Without a POLST form, emergency medical personnel, nurses and doctors would not know your treatment wishes. You will most likely receive all possible treatments, whether you want them or not. Talking about your treatment choices with your loved ones and doctor before a problem occurs can guide them and help ensure you get the care you want.
Are faxed copies and/or photocopies valid? Must green paper be used?
Faxed copies and photocopies are valid. Bright green paper is used to distinguish the form from other forms in the patient’s record; however, the form will be honored on any color paper.
Is POLST available as a wallet card or bracelet?
At this time, the Washington state POLST is only available in its standard size—some facilities have on occasion created on their own “pocket” versions of POLST, but these variations of the standard size form are not officially sanctioned by the POLST-sponsoring organizations (the WSMA and the Department of Health).
In Washington state, the Department of Health instructs their paramedics to be guided by the POLST form and only the POLST form.

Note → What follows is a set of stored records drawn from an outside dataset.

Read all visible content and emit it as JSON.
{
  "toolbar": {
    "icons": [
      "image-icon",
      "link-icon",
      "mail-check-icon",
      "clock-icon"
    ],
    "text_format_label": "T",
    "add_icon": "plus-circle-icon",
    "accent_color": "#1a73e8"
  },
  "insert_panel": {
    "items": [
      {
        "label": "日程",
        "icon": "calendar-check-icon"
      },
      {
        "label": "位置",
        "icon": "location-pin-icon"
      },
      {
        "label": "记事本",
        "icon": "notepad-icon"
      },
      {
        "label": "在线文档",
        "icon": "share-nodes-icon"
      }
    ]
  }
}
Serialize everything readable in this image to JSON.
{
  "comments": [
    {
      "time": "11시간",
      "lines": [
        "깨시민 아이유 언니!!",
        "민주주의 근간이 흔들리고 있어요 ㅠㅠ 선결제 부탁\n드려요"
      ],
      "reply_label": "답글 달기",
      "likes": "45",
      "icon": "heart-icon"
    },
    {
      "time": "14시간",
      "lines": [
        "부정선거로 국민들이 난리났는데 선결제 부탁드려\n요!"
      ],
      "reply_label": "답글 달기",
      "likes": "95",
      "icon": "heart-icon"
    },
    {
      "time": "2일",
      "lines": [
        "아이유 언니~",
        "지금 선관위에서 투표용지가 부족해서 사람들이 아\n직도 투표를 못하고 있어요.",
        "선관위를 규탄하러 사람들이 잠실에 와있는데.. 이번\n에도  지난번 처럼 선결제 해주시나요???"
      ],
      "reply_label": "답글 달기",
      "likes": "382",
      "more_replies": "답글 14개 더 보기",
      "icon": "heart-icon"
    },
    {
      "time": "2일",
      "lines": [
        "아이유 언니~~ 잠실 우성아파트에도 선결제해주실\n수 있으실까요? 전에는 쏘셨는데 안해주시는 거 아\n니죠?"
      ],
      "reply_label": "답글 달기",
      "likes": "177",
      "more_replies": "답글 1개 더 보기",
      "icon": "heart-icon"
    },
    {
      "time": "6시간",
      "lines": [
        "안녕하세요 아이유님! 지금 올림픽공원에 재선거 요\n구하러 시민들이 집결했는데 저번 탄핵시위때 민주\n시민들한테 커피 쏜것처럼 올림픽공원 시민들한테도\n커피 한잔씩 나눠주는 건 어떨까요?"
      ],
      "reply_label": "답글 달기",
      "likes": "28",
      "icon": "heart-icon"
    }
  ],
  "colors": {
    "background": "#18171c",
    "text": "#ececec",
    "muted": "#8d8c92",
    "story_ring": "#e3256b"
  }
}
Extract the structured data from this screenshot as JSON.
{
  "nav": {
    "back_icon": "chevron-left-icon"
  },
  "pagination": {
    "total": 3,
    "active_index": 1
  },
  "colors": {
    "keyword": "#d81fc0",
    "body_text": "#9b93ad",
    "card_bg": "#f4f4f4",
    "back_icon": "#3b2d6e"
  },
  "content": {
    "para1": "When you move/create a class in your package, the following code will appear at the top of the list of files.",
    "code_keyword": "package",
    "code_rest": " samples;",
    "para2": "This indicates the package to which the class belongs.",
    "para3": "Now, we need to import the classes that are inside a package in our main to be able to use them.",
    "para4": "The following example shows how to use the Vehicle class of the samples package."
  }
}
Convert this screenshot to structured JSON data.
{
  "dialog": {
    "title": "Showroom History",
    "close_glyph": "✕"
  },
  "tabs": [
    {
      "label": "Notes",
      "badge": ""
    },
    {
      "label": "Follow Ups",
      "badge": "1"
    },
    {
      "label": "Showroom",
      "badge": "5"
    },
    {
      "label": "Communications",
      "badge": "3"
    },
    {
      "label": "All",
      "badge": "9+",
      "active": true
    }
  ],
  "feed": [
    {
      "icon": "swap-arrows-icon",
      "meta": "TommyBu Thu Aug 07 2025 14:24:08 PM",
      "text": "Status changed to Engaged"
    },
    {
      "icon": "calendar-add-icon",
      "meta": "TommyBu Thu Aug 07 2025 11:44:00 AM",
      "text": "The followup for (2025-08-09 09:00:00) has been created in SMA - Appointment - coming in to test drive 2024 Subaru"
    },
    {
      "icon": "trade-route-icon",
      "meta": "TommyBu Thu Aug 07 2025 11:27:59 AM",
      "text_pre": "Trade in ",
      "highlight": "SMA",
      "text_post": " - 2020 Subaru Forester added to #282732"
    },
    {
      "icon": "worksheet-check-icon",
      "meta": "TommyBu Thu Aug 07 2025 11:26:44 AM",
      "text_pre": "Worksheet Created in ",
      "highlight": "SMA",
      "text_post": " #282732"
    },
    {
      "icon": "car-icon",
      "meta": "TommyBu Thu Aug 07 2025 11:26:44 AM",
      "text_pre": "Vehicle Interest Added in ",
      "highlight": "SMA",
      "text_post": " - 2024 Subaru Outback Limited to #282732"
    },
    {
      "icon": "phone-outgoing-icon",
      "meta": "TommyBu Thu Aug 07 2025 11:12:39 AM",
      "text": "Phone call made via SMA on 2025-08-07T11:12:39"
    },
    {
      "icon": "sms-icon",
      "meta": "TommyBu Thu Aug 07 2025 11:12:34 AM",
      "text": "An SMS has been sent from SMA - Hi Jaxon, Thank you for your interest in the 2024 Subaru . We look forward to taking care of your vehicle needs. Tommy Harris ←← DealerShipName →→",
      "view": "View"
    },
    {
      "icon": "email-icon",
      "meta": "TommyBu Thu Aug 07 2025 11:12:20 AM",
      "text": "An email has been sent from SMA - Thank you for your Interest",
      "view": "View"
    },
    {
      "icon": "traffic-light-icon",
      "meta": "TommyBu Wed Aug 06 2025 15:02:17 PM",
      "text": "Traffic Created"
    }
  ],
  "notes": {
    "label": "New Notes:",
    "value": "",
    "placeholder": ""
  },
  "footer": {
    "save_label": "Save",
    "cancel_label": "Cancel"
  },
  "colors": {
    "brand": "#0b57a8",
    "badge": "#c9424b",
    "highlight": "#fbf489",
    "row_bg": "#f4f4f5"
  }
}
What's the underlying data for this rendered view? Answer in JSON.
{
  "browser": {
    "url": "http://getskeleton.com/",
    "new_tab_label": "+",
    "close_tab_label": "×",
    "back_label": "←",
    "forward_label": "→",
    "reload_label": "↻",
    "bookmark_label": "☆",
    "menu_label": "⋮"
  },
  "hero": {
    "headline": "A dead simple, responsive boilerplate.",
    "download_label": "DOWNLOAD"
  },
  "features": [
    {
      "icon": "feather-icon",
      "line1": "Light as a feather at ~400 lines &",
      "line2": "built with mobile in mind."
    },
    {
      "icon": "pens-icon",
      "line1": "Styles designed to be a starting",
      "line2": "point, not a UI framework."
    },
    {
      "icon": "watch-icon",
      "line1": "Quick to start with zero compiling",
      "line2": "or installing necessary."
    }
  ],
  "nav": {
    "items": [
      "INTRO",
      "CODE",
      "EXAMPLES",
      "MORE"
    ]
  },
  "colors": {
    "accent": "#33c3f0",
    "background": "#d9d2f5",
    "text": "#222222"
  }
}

While a “pocket” POLST, or bracelets and necklaces could alert a first responder as to a person's wishes and may encourage them to find the POLST form, medics in Washington are not allowed to act on directions found on that pocket card, or bracelets/necklaces alone.
Can I request a DNR (Do Not Resuscitate) bracelet from my provider?
While some states allow bracelets to serve as instructions to be followed by paramedics in the field, in Washington state, the POLST form is the only set of medical orders approved by the Department of Health that paramedics and emergency medical services teams can follow outside of a medical facility. Bracelets and necklaces could alert a first responder as to a person's wishes and could certainly encourage them to find the POLST form, but Washington state medics are not allowed to act directions found on bracelets or necklaces alone.
Where is POLST used now?
POLST was originally developed in Oregon. There are a number of states that currently have POLST programs in place or that are developing POLST programs. For more information on the national POLST effort, visit www.polst.org.
What if I travel to another state—will my POLST be valid?
If you are traveling to another state, it is a good idea to take both your advance directive and your POLST form with you. Both documents, even if not legally binding, will help health care providers know your wishes.
What if I move to another state—will my POLST be valid?
If you are moving, you should bring your POLST with you to your first appointment with your new health care professional to put your wishes on that state’s POLST form (for a list of states with POLST programs, visit the national POLST program website at www.polst.org). You should also talk to your attorney about updating your advance directive, as some states require you use a specific form in order for your advance directive to be valid.
Do emergency responders in Washington honor the Oregon POLST and vice/versa?
EMTs in Washington state will do their best to honor other state POLST forms as long as the other state form has the basic elements of the Washington form. One significant difference between the Oregon and Washington forms is that a patient signature is required on the Washington state form, but not on the Oregon form. Providers and patients/surrogates need to be aware that if they choose not to sign an Oregon POLST, it may be harder for the EMS or physicians in Washington to honor it.
The Washington POLST will be accepted and honored in Oregon by both EMS and the local hospitals.
It’s recommended that a patient fill out a form for the state where they reside.
Is there a state registry for POLST?
There is not a state registry in Washington state at this time.